Much of what makes Madison a popular tourist destination is the impressive and abundant historic architecture. For this, Madison owes a significant debt of gratitude to the architect and builder, Francis Costigan. He oversaw construction of the Lanier and Shrewsbury-Windle mansions, both National Historic Landmarks, and the Costigan house. Born in Washington D.C. in 1810, Costigan trained in Baltimore, Maryland. He was heavily influenced by New York architect Minard Lafever, who was a carpenter and architect who published books in the 1820s and 1830s that served as patterns for Greek Revival buildings.
Listed in the Baltimore census as a twenty-five year old builder, Costigan arrived in Madison in 1837 alongside others who migrated west from eastern states in search of both cheaper land and opportunities. He built his house in 1850, perhaps as a farewell showpiece. The Costigan House is considered a marvel in design with Costigan fitting the grand stylistic details associated with Greek Revival homes onto a narrow twenty-two-foot wide city lot. The exterior proportions fool the eye into thinking it is an ordinary two story brick home. The red brick building is rectangular in plan with a sandstone foundation. The long windows are made of some of the most slender wood components found in any mid-nineteenth century home. A projecting cornice with dentils and beading creates an entry portico supported by Greek-inspired columns.
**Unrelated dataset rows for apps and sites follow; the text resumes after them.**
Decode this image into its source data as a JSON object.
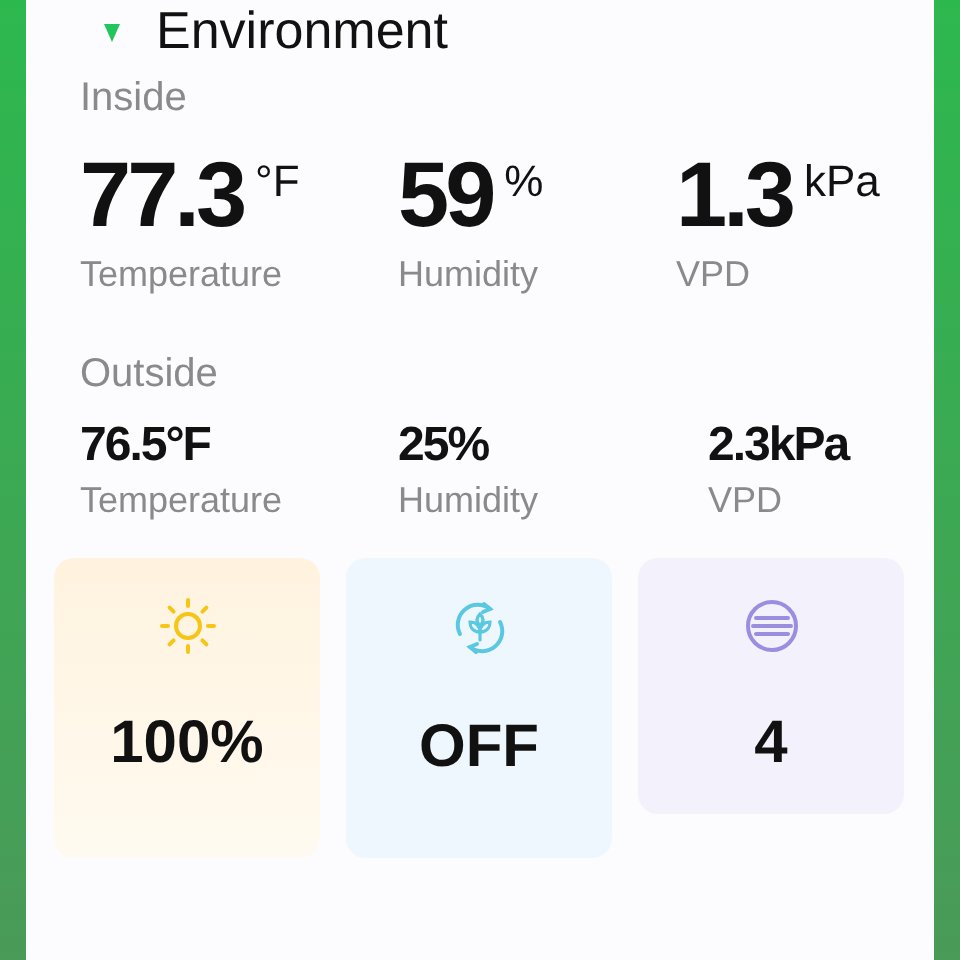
{
  "header": {
    "title": "Environment"
  },
  "inside": {
    "label": "Inside",
    "readings": [
      {
        "value": "77.3",
        "unit": "°F",
        "label": "Temperature"
      },
      {
        "value": "59",
        "unit": "%",
        "label": "Humidity"
      },
      {
        "value": "1.3",
        "unit": "kPa",
        "label": "VPD"
      }
    ]
  },
  "outside": {
    "label": "Outside",
    "readings": [
      {
        "value": "76.5°F",
        "label": "Temperature"
      },
      {
        "value": "25%",
        "label": "Humidity"
      },
      {
        "value": "2.3kPa",
        "label": "VPD"
      }
    ]
  },
  "tiles": [
    {
      "kind": "light",
      "value": "100%"
    },
    {
      "kind": "circulation",
      "value": "OFF"
    },
    {
      "kind": "fan",
      "value": "4"
    }
  ]
}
The interior of the house is fashioned with such skill and imagination that, even today, architects and historians consider it a masterpiece of design for a narrow lot. The entry is a pocket door which slides into a void in the brick load-bearing wall – an unusual feat of engineering. Notable interior design elements include a thirty-five foot long parlor with curved plaster walls and a curved door. In the parlor, which is sixteen feet wide with ceilings over twelve feet tall, one immediately feels the space and grandeur. It is possible to forget that the room is nearly the total width of the structure. It is designed to give the sense of a grand double parlor without the visual barrier of walls. The unique, nearly hidden staircase leads to spacious and bright bedrooms with unusual wall configurations that provide closet space, unheard of for the time period. To appreciate the beauty and cleverness of this construction, one must visit the property now operated as a museum by Historic Madison, Inc.
By 1852, Costigan and his family were living in Indianapolis where he built public and private structures. Unfortunately, all of his structures in Indianapolis were lost due to expansion and modernization; not one survives. Though he was a respected architect in the state’s capital, his death in 1865, coming only four days after Lincoln’s assassination, went almost unnoticed.